Today I officially begin—again—working toward my original goal for this website (see my introduction above). It has been nearly two years since I’ve posted anything here. Frankly, it has taken me that long just to wrap my brain around one of the basic but critical premises upon which my goal is based, which is this: how we view the world around us is shockingly dependent on how we view ourselves. I have heard it often said that, if you want to know the state of your mental health, just take a look around you. What is the general character of what you see? Is it pleasant or not-so-pleasant? Those familiar with basic Freudian psychology will probably recognize the term projection.
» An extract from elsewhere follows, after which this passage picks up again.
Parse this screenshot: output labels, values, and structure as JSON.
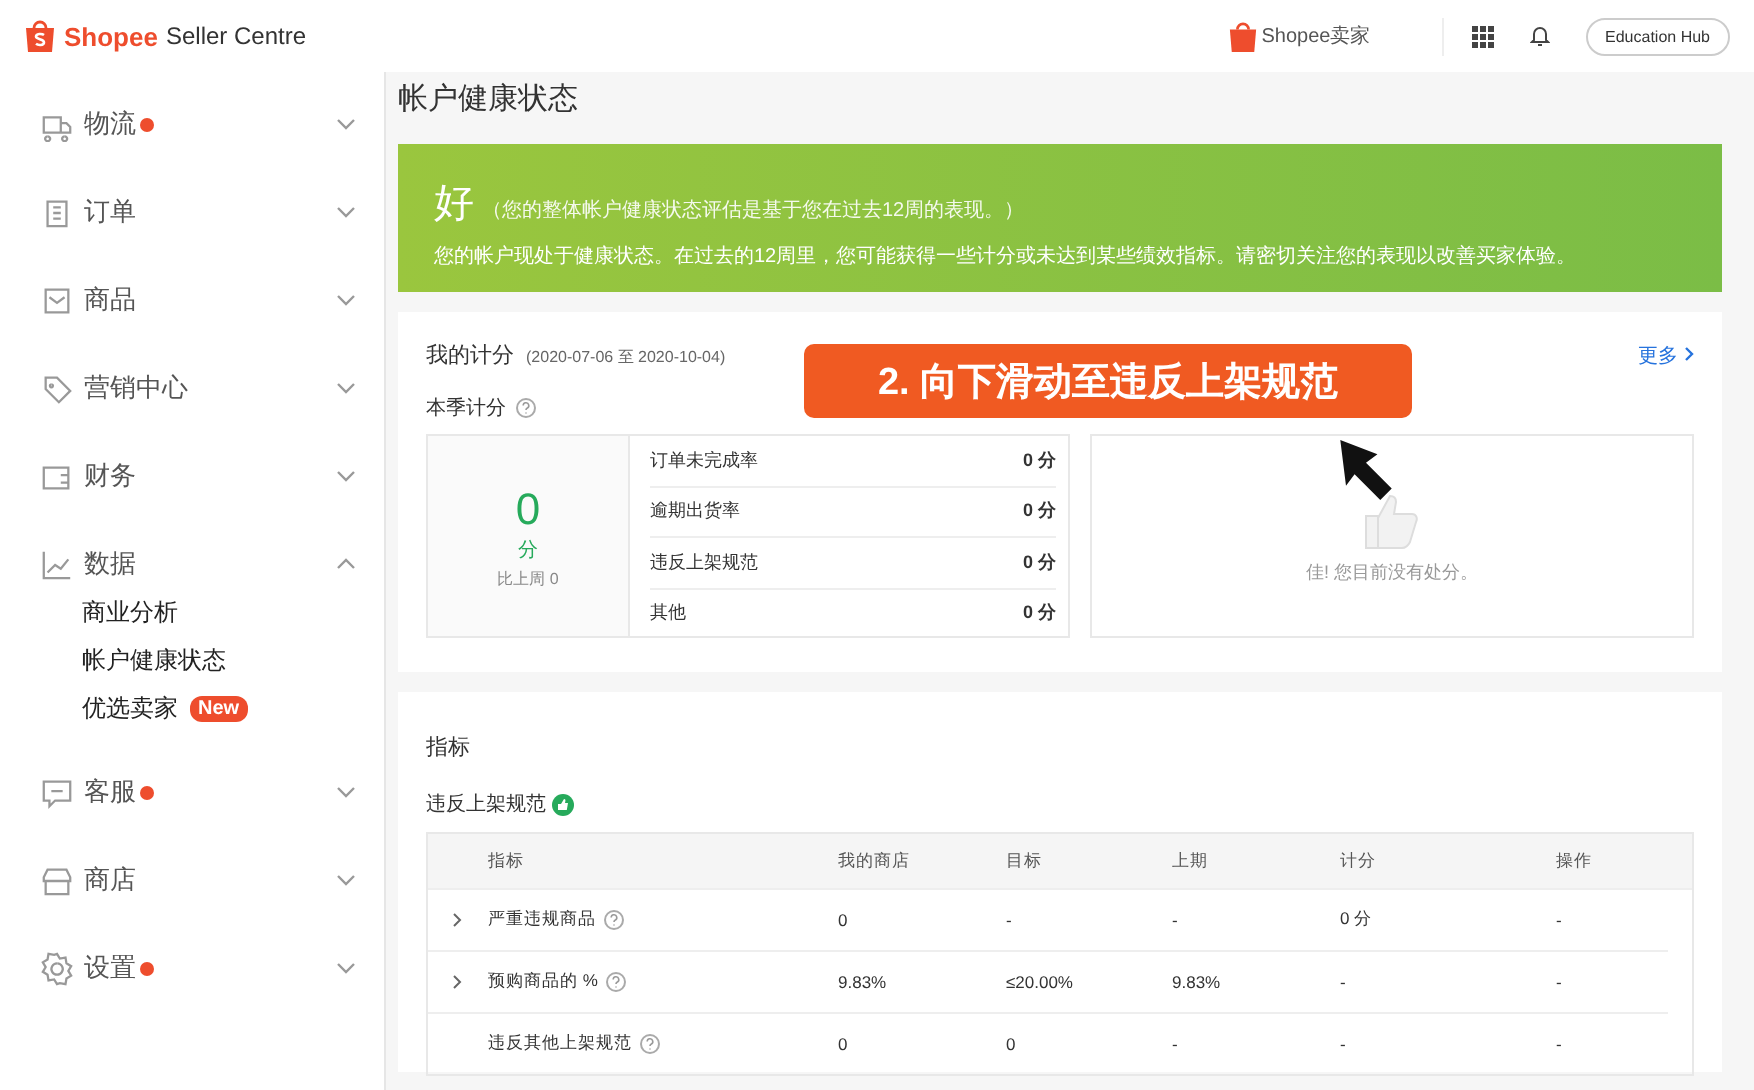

Simply put, we mentally project onto other people our repressed “unacceptable” emotions and beliefs about ourselves which our psyches are convinced would be too horrific to consciously acknowledge. Rage, fear, and shame are but a few of these unacceptable emotions we’ve ostensibly “bottled up.” But emotions, like recalcitrant demons, struggle mightily to be let out of their bottle. Projection is, therefore, a defense mechanism the psyche has worked out to protect itself from the potential pain of such expression—by ascribing them to other people.
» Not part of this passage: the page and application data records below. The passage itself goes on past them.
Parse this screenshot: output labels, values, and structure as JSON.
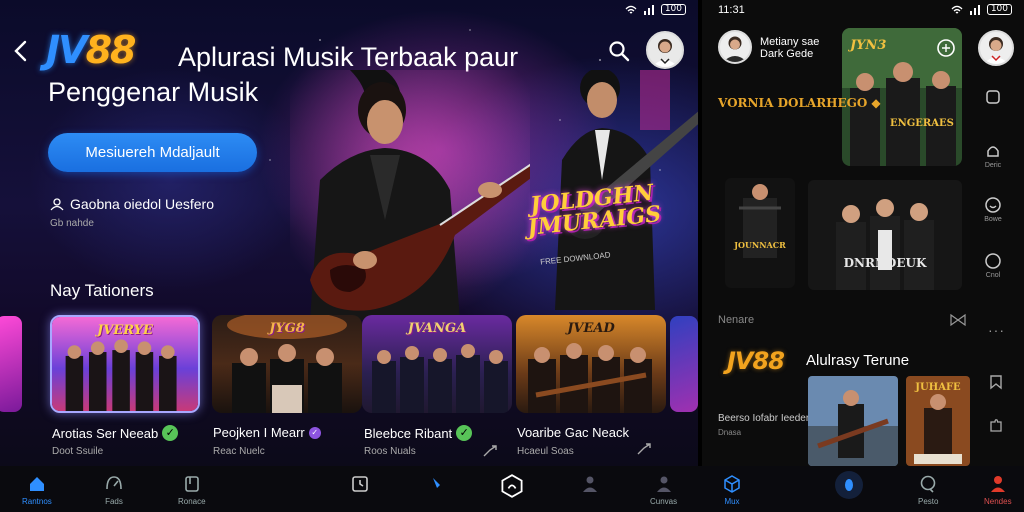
{
  "colors": {
    "accent": "#2f8fff",
    "gold": "#f2a31e",
    "bg_dark": "#0c0c0c"
  },
  "left": {
    "status": {
      "battery": "100"
    },
    "logo": {
      "jv": "JV",
      "num": "88"
    },
    "title": "Aplurasi Musik Terbaak paur Penggenar Musik",
    "cta_label": "Mesiuereh Mdaljault",
    "meta_text": "Gaobna oiedol Uesfero",
    "meta_sub": "Gb nahde",
    "poster_title": "JOLDGHN JMURAIGS",
    "poster_sub": "FREE DOWNLOAD",
    "section_title": "Nay Tationers",
    "cards": [
      {
        "art_title": "JVERYE",
        "label": "Arotias Ser Neeab",
        "sub": "Doot Ssuile",
        "badge": "✓"
      },
      {
        "art_title": "JYG8",
        "label": "Peojken I Mearr",
        "sub": "Reac Nuelc",
        "badge": "✓"
      },
      {
        "art_title": "JVANGA",
        "label": "Bleebce Ribant",
        "sub": "Roos Nuals",
        "badge": "✓"
      },
      {
        "art_title": "JVEAD",
        "label": "Voaribe Gac Neack",
        "sub": "Hcaeul Soas"
      }
    ]
  },
  "bottom_nav": [
    {
      "label": "Rantnos",
      "icon": "home-icon",
      "active": true
    },
    {
      "label": "Fads",
      "icon": "gauge-icon"
    },
    {
      "label": "Ronace",
      "icon": "library-icon"
    },
    {
      "label": "",
      "icon": "clock-icon"
    },
    {
      "label": "",
      "icon": "note-icon"
    },
    {
      "label": "",
      "icon": "play-hex-icon"
    },
    {
      "label": "",
      "icon": "person-icon"
    },
    {
      "label": "Cunvas",
      "icon": "profile-icon"
    },
    {
      "label": "Mux",
      "icon": "cube-icon",
      "active": true
    },
    {
      "label": "",
      "icon": "mic-icon"
    },
    {
      "label": "Pesto",
      "icon": "chat-icon"
    },
    {
      "label": "Nendes",
      "icon": "user-icon"
    }
  ],
  "right": {
    "time": "11:31",
    "battery": "100",
    "artist_name": "Metiany sae",
    "artist_sub": "Dark Gede",
    "card1_title": "JYN3",
    "card1_caption": "ENGERAES",
    "gold_title": "VORNIA DOLARHEGO",
    "side_items": [
      {
        "label": "",
        "icon": "home-outline-icon"
      },
      {
        "label": "Deric",
        "icon": "bell-icon"
      },
      {
        "label": "Bowe",
        "icon": "smile-icon"
      },
      {
        "label": "Cnol",
        "icon": "power-icon"
      }
    ],
    "card2_title": "JOUNNACR",
    "card3_title": "DNRNDEUK",
    "section": "Nenare",
    "logo": "JV88",
    "app_title": "Alulrasy Terune",
    "desc": "Beerso Iofabr Ieeder",
    "desc_sub": "Dnasa",
    "card5_title": "JUHAFE"
  }
}
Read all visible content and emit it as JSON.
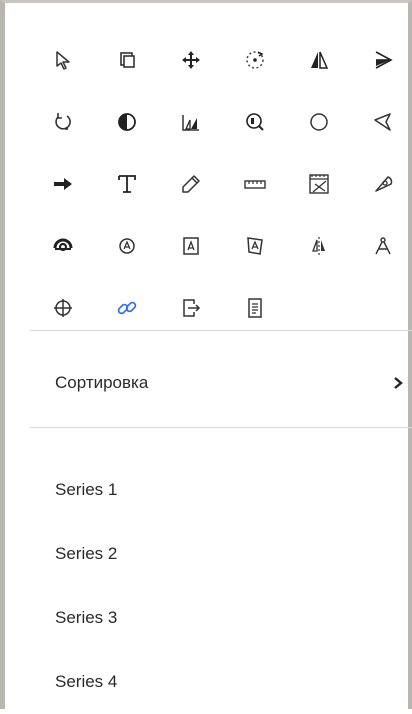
{
  "toolbar": {
    "tools": [
      {
        "icon": "pointer-icon"
      },
      {
        "icon": "copy-icon"
      },
      {
        "icon": "move-icon"
      },
      {
        "icon": "rotate-point-icon"
      },
      {
        "icon": "reflect-line-icon"
      },
      {
        "icon": "ray-icon"
      },
      {
        "icon": "rotate-icon"
      },
      {
        "icon": "contrast-icon"
      },
      {
        "icon": "dilate-icon"
      },
      {
        "icon": "zoom-shape-icon"
      },
      {
        "icon": "circle-icon"
      },
      {
        "icon": "polygon-icon"
      },
      {
        "icon": "arrow-right-icon"
      },
      {
        "icon": "text-icon"
      },
      {
        "icon": "pencil-icon"
      },
      {
        "icon": "ruler-icon"
      },
      {
        "icon": "protractor-ruler-icon"
      },
      {
        "icon": "protractor-icon"
      },
      {
        "icon": "target-icon"
      },
      {
        "icon": "label-point-icon"
      },
      {
        "icon": "label-box-icon"
      },
      {
        "icon": "skew-label-icon"
      },
      {
        "icon": "reflect-label-icon"
      },
      {
        "icon": "compass-icon"
      },
      {
        "icon": "crosshair-icon"
      },
      {
        "icon": "link-icon"
      },
      {
        "icon": "export-icon"
      },
      {
        "icon": "document-icon"
      }
    ],
    "link_color": "#3a6fd8"
  },
  "sort": {
    "label": "Сортировка"
  },
  "series": [
    {
      "label": "Series 1"
    },
    {
      "label": "Series 2"
    },
    {
      "label": "Series 3"
    },
    {
      "label": "Series 4"
    }
  ]
}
Shame is one of the more potent repressed emotions. A person who has been shamed (as would, say, a man who was sexually abused as a boy) often has great difficulty dealing with the unique and often debilitating pain of self-loathing that is a hallmark of shame. To openly acknowledge this self-loathing, to actually feel it, might be more than he can realistically stand. Hence, he will likely project it onto others. Now, his pain and inability to succeed can be blamed on others, whom he now believes are judging him. Best of all, he can depart their company and dissociate from their (imagined) hatred/judgment, which he now sees as their problem, not his. Unfortunately, he will simply transfer his projection to the next person he comes in contact with, and the next, and the next, until it seems to him that the entire world plainly sees his fatal flaw and judges him for it.
I will deal later with some of the more common causes of shame and the various ways it can manifest. But for the time being, I’d like to share with you a story from my own personal experience that relates to shame. Read it here. And please feel free afterward to leave a comment on the story, particularly if you’ve had an experience that is in any way similar. Thanks for reading, and I’ll have more very soon.